\implies \dfrac{y^n-x}{ny^n}<1\\\\

\implies \dfrac{y^n-x}{ny^{n-1}.y}<1\\\\

\implies \dfrac{y^n-x}{ny^{n-1}}<y\text{ (}y>1\implies \dfrac{1}{y}>1\text{ by proposition 1.18(d)}\text{)}\\\\

\implies k<y\\\\

\text{Also, } 0<x<y^n\text { (by assumption) and so }y^n-x>0\text{ and }ny^{n-1}>0\\\\

\implies \dfrac{y^n-x}{ny^{n-1}}>0\implies k>0\\\\

\text{And so }0<k<y$

**Statement:**

$latex y^n-t^n\le y^n-(y-k)^n<kny^{n-1}=y^n-x\text{ if }t\ge y-k$

**Proof:**

First we’ll show that

$latex \text{If }a>b,\text{ then }a^n>b^n\text{ when } 0<b<a$

$latex a.a>b.a\text{ from proposition 1.18(b)}\\\\

\text{and }b.a>b.b\\\\

\implies a^2>ba>b^2\text{. Similarly, }a^n>b^n$

$latex \text{So if }t\ge y-k,\\\\

t^n\ge (y-k)^n\\\\

\implies -t^n\le -(y-k)^n\text{ Again by proposition 1.18(c) with x=-1}\\\\

\implies y^n-t^n\le y^n-(y-k)^n\text{ And so the first part of the inequality is proved}\\\\

\text{ Next, we’ve already seen that }b^n-a^n<(b-a)nb^{n-1}\\\\

\text{Putting }b=y\text{ and }a=y-k\\\\

y^n-(y-k)^n<kny^{n-1}=y^n-x\text{ from the definition of k. And so}\\\\

y^n-t^n\le y^n-(y-k)^n<kny^{n-1}=y^n-x$

To me, these are the main missing steps in Theorem 1.21. If I’ve left anything out, let me know!

Instead of these details, it is better to use a more conceptual proof:

Consider the function f(y)=y^n on the interval [0,infty): its a continuous function so its range must be

a connected subset of [0,infty), i.e. an interval.
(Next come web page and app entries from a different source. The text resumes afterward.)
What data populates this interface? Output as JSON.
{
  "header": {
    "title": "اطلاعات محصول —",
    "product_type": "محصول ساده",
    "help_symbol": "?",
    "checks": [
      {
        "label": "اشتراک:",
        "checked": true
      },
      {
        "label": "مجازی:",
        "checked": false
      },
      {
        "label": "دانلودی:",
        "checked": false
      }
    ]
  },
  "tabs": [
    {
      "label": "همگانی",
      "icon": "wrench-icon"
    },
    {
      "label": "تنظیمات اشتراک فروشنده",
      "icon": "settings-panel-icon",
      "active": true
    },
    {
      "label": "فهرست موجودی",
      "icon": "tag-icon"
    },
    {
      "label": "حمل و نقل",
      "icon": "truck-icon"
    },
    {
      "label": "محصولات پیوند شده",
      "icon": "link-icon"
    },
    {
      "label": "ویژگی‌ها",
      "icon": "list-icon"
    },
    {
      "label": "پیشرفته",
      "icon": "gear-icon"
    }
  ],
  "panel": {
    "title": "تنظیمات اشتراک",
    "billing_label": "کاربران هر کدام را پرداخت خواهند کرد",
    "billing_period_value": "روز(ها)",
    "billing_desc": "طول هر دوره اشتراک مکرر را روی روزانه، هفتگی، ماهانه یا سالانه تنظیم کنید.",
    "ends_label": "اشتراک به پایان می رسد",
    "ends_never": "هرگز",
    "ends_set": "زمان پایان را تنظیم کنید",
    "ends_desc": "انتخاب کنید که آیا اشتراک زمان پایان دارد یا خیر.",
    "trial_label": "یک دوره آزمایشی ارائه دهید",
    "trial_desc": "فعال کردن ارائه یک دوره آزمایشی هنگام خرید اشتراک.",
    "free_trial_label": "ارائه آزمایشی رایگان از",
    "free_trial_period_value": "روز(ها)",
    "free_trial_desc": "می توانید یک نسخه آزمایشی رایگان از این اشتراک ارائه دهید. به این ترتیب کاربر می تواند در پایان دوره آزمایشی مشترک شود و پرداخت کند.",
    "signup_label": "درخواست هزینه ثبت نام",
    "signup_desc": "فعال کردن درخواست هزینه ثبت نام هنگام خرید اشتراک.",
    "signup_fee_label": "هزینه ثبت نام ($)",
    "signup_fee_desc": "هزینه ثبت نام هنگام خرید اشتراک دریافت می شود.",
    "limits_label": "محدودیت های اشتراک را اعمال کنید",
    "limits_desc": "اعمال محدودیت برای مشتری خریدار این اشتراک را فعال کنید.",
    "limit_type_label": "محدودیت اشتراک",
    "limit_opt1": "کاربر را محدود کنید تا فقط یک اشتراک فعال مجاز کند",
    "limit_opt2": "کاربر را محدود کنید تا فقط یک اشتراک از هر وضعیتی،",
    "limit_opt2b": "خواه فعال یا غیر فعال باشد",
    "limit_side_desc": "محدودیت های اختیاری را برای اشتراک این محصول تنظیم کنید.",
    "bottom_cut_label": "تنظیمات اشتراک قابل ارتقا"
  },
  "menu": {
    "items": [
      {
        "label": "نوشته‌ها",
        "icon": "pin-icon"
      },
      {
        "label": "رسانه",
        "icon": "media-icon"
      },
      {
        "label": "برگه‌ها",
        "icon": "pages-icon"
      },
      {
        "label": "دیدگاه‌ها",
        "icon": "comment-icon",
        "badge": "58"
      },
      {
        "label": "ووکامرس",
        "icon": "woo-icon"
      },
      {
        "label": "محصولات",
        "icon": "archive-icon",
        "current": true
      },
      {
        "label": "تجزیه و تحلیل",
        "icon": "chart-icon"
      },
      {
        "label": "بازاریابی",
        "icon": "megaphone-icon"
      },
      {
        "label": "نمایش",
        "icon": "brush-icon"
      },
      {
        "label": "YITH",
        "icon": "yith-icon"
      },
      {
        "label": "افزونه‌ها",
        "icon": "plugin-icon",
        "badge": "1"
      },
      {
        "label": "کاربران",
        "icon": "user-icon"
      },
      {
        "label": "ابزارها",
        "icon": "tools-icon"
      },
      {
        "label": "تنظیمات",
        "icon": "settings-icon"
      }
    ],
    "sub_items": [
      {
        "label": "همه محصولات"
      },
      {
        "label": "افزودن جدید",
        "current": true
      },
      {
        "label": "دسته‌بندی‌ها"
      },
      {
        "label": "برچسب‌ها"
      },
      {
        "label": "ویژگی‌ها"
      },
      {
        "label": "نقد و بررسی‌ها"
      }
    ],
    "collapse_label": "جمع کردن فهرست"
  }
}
Let us call this interval I.

Obviously, 0=f(0) is in the range of f. So, 0 is the lower limit of the interval I.

Also the range of f(y)=y^n cannot be bounded above, so the upper limit of the interval I must be infty.

Hence proved: range of f is [0,infty)

So for any positive number x in [0,infty) there is some y in [0,infty) such that f(y)=y^n=x.

In reply toAbhishekAt the stage of this book, the idea of functions hasn’t been introduced and neither have the concepts of infinity or intervals, nor continuity.

This is proof from the field axioms alone and nothing more.

This was incredibly helpful, thank you.

In reply toAlexeiGlad you found it useful!